[App and web page records]
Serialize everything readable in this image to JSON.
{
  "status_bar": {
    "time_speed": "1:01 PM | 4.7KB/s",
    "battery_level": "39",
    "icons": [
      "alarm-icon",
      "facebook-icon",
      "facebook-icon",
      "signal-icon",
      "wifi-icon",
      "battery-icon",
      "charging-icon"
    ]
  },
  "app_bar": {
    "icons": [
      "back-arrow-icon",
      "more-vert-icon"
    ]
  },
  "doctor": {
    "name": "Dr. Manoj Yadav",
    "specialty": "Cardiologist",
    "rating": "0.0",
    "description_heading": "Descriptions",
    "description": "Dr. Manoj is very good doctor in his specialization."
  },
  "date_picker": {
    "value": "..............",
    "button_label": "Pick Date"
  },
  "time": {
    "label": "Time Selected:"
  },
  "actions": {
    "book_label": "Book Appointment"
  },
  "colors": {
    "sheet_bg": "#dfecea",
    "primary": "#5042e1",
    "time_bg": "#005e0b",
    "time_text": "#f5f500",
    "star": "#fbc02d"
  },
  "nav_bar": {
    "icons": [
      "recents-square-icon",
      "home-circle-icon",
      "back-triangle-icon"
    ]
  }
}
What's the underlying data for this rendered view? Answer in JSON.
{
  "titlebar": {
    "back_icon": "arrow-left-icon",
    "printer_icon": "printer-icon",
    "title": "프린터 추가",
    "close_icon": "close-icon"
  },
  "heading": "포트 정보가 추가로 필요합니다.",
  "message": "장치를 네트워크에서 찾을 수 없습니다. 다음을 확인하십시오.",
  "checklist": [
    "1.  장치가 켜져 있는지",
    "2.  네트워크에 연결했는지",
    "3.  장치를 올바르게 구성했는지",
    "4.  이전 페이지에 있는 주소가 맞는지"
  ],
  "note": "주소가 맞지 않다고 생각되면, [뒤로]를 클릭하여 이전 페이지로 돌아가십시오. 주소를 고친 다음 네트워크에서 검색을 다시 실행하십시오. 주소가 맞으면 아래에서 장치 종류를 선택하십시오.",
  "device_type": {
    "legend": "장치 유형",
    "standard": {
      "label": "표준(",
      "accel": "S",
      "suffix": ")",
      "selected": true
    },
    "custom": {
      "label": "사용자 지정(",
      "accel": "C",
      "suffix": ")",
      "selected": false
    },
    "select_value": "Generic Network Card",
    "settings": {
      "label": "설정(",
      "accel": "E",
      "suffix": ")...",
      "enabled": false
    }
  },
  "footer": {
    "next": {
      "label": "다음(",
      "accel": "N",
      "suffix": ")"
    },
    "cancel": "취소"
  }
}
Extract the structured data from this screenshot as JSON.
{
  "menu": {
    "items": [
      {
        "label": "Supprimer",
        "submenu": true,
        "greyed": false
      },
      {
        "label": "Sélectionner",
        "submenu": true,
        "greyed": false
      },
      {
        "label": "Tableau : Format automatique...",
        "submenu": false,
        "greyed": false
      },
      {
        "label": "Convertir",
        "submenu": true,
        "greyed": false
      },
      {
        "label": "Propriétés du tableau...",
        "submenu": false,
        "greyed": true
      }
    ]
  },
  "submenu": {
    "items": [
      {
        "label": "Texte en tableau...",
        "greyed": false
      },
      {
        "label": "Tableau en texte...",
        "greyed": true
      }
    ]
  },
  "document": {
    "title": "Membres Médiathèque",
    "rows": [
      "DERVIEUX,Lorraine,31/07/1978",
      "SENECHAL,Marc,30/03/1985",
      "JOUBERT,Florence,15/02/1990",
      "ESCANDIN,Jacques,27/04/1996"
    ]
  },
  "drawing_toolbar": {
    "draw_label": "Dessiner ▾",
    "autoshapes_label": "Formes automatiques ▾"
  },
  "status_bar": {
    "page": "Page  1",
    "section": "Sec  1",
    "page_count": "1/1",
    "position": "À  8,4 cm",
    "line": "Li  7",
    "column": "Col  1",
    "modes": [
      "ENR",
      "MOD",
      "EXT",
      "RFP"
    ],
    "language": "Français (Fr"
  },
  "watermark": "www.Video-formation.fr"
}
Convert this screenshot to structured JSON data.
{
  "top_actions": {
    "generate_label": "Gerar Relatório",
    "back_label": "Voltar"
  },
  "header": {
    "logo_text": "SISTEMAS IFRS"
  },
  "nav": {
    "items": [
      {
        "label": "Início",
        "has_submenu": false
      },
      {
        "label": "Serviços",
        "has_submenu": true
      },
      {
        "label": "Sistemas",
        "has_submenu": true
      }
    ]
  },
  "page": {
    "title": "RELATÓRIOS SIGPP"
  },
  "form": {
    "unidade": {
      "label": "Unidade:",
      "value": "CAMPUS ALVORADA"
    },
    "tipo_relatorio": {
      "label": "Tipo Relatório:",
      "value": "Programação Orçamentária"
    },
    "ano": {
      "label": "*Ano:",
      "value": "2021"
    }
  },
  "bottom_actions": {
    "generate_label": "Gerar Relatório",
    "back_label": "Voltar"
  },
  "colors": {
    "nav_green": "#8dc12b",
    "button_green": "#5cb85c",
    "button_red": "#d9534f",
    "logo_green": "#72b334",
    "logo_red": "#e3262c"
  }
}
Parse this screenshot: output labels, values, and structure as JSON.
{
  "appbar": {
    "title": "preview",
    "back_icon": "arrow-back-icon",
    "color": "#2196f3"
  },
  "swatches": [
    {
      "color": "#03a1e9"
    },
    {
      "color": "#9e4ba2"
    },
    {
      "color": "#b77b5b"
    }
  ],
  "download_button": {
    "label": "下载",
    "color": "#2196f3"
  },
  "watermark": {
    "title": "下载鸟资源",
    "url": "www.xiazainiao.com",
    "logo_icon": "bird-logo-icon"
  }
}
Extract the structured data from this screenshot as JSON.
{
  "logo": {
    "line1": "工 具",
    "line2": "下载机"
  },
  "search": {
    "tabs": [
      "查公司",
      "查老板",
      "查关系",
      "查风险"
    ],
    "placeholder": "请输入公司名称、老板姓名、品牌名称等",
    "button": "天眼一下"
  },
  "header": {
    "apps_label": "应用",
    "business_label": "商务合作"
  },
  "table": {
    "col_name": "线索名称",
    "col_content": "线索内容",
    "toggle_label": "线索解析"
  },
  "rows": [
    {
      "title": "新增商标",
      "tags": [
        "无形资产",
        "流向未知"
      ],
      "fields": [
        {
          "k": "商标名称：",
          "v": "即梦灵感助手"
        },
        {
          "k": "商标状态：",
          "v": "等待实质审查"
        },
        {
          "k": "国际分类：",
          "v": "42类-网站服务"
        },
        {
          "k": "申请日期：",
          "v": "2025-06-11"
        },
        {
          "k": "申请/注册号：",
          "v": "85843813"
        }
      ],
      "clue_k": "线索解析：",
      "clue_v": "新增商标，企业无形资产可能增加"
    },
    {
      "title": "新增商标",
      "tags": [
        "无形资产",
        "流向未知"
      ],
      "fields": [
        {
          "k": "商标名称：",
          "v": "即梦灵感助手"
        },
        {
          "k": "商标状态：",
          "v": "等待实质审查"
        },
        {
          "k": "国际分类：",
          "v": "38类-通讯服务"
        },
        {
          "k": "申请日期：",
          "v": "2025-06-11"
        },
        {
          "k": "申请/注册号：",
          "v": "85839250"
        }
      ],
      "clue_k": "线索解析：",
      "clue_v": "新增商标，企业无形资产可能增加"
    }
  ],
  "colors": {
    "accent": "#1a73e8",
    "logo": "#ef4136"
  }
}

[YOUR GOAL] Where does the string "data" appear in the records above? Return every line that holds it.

[RESPONSE TO THE TASK]
What's the underlying data for this rendered view? Answer in JSON.
Extract the structured data from this screenshot as JSON.
Convert this screenshot to structured JSON data.
Extract the structured data from this screenshot as JSON.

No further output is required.